• _WHAT YOU HAVE TO DO_
Please copy every line from the records below that contains the string "colonies".

• _LISTED RECORDS_
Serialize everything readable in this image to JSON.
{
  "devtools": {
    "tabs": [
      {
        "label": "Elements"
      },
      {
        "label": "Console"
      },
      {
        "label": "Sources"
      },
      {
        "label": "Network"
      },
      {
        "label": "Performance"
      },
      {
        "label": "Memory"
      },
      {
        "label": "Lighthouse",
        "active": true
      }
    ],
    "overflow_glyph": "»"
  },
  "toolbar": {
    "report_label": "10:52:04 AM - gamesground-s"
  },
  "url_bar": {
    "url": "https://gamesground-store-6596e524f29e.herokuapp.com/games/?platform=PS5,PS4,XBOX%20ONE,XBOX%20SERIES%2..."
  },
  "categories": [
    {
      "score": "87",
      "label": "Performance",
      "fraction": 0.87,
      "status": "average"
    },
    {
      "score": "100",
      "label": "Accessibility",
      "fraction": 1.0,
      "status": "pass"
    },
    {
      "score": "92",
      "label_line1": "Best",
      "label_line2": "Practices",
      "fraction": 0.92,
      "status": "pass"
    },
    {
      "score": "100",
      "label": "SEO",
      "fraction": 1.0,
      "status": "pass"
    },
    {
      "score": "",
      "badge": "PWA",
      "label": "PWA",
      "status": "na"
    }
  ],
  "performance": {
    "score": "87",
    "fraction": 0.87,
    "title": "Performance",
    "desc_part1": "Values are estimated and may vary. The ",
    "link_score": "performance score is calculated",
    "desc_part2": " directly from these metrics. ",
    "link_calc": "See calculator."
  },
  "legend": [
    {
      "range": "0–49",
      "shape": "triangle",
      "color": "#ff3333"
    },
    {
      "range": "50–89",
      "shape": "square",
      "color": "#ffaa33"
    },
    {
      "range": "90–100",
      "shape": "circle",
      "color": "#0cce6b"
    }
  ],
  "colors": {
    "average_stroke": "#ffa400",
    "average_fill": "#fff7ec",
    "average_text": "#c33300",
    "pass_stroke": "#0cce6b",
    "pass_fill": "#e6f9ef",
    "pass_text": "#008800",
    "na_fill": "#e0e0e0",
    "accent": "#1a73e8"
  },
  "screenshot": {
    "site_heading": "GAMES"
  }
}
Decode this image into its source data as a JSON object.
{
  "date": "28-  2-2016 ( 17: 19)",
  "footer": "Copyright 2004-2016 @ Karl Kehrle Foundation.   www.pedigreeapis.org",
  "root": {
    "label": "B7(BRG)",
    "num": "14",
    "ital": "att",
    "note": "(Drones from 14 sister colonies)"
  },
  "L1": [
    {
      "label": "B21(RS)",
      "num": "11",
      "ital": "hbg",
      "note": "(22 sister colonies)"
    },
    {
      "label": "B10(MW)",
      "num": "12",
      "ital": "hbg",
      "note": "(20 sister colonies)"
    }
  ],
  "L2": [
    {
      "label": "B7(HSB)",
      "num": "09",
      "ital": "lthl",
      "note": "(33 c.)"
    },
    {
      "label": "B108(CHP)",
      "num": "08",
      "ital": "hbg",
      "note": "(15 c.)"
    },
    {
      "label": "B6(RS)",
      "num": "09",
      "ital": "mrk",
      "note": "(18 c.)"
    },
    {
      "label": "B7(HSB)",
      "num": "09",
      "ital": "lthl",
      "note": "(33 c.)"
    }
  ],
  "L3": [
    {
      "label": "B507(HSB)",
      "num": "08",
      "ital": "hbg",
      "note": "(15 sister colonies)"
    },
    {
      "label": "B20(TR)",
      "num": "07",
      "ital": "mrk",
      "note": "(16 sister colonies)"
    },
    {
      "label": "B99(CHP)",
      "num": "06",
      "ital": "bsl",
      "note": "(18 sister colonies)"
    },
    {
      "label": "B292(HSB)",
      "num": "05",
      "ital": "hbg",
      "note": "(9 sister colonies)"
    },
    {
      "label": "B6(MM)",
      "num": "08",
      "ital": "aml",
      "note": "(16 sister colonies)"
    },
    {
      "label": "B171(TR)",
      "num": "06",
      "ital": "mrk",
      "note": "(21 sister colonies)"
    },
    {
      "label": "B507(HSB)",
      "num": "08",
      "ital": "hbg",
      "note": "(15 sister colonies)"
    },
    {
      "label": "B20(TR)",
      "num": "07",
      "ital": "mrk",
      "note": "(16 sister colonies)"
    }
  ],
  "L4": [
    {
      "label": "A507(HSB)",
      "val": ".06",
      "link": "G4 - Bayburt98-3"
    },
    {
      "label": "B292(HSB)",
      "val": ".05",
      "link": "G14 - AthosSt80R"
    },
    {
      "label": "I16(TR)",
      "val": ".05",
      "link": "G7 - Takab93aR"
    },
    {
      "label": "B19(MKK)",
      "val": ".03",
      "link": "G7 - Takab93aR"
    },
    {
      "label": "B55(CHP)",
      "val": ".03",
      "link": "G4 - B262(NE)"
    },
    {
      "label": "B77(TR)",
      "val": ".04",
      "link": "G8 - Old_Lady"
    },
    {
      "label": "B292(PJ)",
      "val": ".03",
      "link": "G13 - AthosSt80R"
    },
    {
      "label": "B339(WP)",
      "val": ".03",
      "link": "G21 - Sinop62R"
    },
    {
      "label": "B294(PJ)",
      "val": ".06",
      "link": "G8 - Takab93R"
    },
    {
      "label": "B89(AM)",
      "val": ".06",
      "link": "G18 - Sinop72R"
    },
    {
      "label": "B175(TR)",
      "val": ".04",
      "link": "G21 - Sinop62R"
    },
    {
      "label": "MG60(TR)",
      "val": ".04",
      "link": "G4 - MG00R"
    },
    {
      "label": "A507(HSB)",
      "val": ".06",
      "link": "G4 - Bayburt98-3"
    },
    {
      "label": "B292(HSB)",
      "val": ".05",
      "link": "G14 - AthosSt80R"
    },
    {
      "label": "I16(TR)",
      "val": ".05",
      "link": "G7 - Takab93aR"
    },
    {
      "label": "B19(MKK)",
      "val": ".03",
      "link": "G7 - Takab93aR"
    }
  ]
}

• _EXPECTED OUTPUT_
    "note": "(Drones from 14 sister colonies)"
      "note": "(22 sister colonies)"
      "note": "(20 sister colonies)"
      "note": "(15 sister colonies)"
      "note": "(16 sister colonies)"
      "note": "(18 sister colonies)"
      "note": "(9 sister colonies)"
      "note": "(16 sister colonies)"
      "note": "(21 sister colonies)"
      "note": "(15 sister colonies)"
      "note": "(16 sister colonies)"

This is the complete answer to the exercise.